** Opening PROVIDED DATA block **

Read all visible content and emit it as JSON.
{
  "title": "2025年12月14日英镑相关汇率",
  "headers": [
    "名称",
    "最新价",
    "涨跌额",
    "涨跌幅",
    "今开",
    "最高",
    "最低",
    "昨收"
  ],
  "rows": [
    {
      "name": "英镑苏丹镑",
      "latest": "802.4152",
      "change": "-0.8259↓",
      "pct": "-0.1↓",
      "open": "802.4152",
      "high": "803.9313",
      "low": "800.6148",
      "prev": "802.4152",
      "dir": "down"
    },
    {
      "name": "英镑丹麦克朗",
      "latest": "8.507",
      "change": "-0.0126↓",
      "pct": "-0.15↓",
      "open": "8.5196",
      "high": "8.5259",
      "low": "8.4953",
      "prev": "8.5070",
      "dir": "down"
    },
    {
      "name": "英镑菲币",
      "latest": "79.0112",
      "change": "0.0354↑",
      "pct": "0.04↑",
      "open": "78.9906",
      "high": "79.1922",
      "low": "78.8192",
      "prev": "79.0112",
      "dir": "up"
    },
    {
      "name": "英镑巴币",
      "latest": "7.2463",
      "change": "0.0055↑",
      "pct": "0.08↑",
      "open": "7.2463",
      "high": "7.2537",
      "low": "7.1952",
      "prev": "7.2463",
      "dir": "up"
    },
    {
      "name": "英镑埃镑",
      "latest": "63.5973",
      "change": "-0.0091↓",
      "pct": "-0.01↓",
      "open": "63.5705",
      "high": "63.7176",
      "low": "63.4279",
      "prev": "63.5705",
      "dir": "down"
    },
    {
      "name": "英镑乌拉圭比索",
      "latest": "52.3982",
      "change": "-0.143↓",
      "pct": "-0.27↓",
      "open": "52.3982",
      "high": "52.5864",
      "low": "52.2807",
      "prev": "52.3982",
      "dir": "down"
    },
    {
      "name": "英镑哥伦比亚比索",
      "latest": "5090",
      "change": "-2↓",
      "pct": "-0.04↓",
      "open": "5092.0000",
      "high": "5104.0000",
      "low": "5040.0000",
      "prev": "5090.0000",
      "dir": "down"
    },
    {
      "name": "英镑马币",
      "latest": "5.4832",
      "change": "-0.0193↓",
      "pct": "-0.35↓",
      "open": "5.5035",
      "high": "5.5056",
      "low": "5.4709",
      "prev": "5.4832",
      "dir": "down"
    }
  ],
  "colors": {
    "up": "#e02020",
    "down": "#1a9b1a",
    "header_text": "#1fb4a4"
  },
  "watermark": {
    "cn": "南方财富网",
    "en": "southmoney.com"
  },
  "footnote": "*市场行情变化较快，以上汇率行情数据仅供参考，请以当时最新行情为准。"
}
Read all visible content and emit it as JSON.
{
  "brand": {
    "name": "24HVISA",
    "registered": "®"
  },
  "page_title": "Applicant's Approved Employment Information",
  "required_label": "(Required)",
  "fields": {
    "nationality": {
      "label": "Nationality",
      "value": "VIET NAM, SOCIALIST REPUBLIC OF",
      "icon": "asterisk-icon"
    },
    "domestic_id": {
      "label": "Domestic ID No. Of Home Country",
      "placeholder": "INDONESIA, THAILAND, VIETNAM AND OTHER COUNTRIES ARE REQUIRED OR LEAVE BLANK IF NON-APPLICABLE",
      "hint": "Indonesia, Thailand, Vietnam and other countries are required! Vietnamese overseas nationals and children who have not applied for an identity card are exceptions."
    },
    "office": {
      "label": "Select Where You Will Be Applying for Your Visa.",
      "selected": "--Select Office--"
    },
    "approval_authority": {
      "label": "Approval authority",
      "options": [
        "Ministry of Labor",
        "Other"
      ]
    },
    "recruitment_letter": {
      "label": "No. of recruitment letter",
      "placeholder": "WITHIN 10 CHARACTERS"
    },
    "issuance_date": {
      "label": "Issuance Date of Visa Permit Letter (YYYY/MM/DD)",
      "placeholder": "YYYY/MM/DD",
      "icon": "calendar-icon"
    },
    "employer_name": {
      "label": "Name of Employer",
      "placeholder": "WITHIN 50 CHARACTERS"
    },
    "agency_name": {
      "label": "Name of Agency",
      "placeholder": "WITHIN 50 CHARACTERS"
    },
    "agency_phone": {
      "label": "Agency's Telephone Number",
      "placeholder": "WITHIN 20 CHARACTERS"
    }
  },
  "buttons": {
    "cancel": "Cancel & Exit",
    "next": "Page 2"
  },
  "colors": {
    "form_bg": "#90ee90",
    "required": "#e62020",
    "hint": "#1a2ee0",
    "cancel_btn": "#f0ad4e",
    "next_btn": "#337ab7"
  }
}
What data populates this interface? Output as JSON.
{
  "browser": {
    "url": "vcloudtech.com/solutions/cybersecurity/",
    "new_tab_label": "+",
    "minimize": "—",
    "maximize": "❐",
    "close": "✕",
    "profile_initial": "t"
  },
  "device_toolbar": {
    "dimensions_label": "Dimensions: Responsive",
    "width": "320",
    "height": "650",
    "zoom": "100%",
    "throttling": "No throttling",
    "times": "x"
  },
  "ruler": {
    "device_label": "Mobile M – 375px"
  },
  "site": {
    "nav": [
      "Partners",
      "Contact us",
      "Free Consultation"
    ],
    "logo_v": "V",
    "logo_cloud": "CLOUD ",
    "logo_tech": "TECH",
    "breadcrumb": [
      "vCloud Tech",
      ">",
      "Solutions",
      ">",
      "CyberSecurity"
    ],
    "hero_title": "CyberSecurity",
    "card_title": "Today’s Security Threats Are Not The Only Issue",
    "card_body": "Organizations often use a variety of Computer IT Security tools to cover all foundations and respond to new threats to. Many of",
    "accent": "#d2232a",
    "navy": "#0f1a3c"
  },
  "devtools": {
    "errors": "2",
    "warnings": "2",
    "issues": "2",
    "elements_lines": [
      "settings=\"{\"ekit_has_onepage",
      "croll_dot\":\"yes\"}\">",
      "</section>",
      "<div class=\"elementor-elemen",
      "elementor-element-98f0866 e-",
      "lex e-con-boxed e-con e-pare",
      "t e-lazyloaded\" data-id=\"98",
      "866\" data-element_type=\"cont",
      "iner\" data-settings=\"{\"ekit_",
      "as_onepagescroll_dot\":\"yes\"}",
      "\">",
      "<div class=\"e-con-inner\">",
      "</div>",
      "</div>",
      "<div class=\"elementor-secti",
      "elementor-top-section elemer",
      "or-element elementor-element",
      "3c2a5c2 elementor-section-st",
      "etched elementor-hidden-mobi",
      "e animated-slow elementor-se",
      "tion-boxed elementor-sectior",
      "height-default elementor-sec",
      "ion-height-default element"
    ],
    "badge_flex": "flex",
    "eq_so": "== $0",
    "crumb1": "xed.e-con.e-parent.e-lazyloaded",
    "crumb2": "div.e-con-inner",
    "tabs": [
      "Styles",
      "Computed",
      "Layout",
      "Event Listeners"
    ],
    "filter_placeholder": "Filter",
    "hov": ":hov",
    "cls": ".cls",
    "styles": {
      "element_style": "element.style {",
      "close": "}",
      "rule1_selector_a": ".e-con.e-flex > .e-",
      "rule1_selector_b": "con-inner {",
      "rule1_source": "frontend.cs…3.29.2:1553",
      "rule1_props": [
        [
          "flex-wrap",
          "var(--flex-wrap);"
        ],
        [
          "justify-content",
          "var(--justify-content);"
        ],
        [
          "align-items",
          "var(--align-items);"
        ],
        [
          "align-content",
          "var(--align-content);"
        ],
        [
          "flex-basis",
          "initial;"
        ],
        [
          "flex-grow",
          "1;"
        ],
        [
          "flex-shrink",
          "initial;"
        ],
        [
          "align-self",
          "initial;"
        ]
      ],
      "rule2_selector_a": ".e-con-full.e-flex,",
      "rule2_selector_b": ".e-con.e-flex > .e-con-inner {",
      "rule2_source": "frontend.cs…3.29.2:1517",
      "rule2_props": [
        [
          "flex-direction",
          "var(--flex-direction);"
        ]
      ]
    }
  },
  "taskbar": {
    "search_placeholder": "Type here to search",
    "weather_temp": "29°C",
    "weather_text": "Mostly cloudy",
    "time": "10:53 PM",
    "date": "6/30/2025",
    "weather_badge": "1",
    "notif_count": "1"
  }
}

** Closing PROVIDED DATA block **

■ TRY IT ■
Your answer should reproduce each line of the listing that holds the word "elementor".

■ ANSWER FOR THIS EXERCISE ■
      "<div class=\"elementor-elemen",
      "elementor-element-98f0866 e-",
      "<div class=\"elementor-secti",
      "elementor-top-section elemer",
      "or-element elementor-element",
      "3c2a5c2 elementor-section-st",
      "etched elementor-hidden-mobi",
      "e animated-slow elementor-se",
      "tion-boxed elementor-sectior",
      "height-default elementor-sec",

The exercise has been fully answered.